PMID: 8012689Jan 1, 1994Paper

Cardiovascular effects of GR117289, a novel angiotensin AT1 receptor antagonist

British Journal of Pharmacology
A HilditchM J Robertson

Abstract

1. The effect of GR117289, an angiotensin AT1 receptor antagonist, on diastolic blood pressure (DBP) was determined in angiotensin-dependent and angiotensin-independent models of hypertension in rats. In addition, the antagonist profile of GR117289 at angiotensin AT1 receptors was determined in conscious renal hypertensive rats and conscious normotensive rats, dogs and marmosets. 2. Intra-arterial and oral administration of GR117289 (0.3-3 mg kg-1, i.a.; 1-10 mg kg-1, p.o.) to 6-day left renal artery ligated hypertensive (RALH) rats (DBP > 140 mmHg) produced significant, dose-related reductions in DBP with little apparent effect on heart rate (< 15%). The antihypertensive effect of GR117289 developed progressively over several hours and with some doses persisted for 24-48 h after administration. 3. Administration of GR117289 (1 mg kg-1, i.a.) on 5 consecutive days to RALH rats reduced DBP on each day.

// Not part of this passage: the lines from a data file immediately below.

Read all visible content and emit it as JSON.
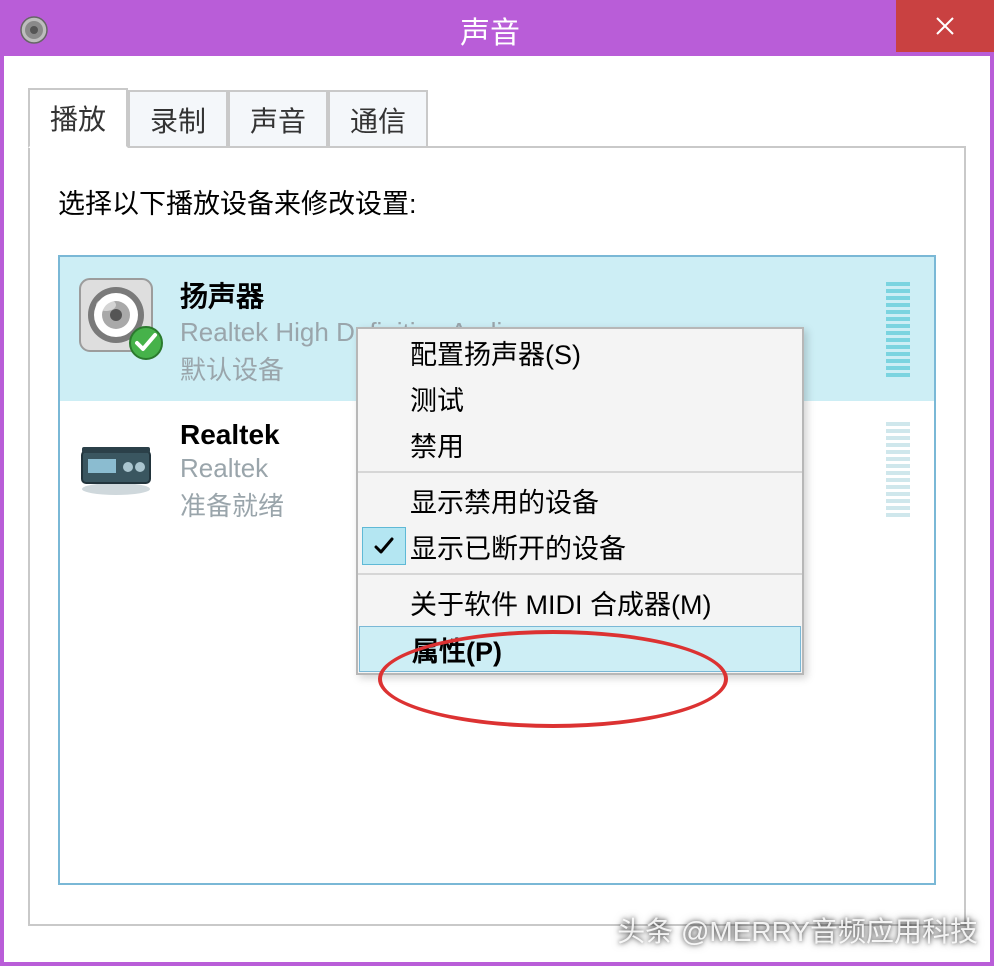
{
  "window": {
    "title": "声音",
    "watermark": "头条 @MERRY音频应用科技"
  },
  "tabs": {
    "items": [
      {
        "label": "播放",
        "active": true
      },
      {
        "label": "录制",
        "active": false
      },
      {
        "label": "声音",
        "active": false
      },
      {
        "label": "通信",
        "active": false
      }
    ]
  },
  "playback": {
    "instruction": "选择以下播放设备来修改设置:",
    "devices": [
      {
        "name": "扬声器",
        "subtitle": "Realtek High Definition Audio",
        "status": "默认设备",
        "selected": true,
        "default": true,
        "meter_dim": false
      },
      {
        "name": "Realtek",
        "subtitle": "Realtek",
        "status": "准备就绪",
        "selected": false,
        "default": false,
        "meter_dim": true
      }
    ]
  },
  "context_menu": {
    "items": [
      {
        "label": "配置扬声器(S)",
        "checked": false
      },
      {
        "label": "测试",
        "checked": false
      },
      {
        "label": "禁用",
        "checked": false
      },
      {
        "label": "显示禁用的设备",
        "checked": false
      },
      {
        "label": "显示已断开的设备",
        "checked": true
      },
      {
        "label": "关于软件 MIDI 合成器(M)",
        "checked": false
      },
      {
        "label": "属性(P)",
        "checked": false,
        "hover": true
      }
    ]
  }
}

The antihypertensive effect of GR117289 was not cumulative as DBP had almost returned to base-line values, 24 h after administration of each dose. 4. A dose of GR117289 (3 mg kg-1, i.a.), which produced a substantial reduction in DBP (about 70 mmHg) in RALH rats, was administered to rats in which blood pressure was elevated either...Continue Reading

References

Apr 1, 1979·Clinical Science·J D Swales
Jun 11, 1992·Naunyn-Schmiedeberg's Archives of Pharmacology·D P BrooksM Gellai
Apr 1, 1987·Hypertension·R C VariR H Freeman
Apr 1, 1987·Hypertension·G D FinkM L Mangiapane
Jan 1, 1971·Journal of Applied Physiology·D J O'BrienJ W McRoberts
Mar 1, 1963·Japanese Circulation Journal·K OKAMOTO, K AOKI
Jul 1, 1960·Journal of Applied Physiology·V POPOVIC, P POPOVIC

❮ Previous
Next ❯

Citations

Nov 1, 1996·British Journal of Pharmacology·L ZhaoM R Wilkins
Dec 5, 1997·Journal of Cardiovascular Pharmacology·K TamuraK Hashimoto
Mar 9, 1999·Journal of Cardiovascular Pharmacology·B H LeeH S Shin
Feb 2, 1996·Journal of Medicinal Chemistry·R R WexlerP B Timmermans

❮ Previous
Next ❯

Related Concepts

Related Feeds

Antihypertensive Agents: Mechanisms of Action

Antihypertensive drugs are used to treat hypertension (high blood pressure) which aims to prevent the complications of high blood pressure, such as stroke and myocardial infarction. Discover the latest research on antihypertensive drugs and their mechanism of action here.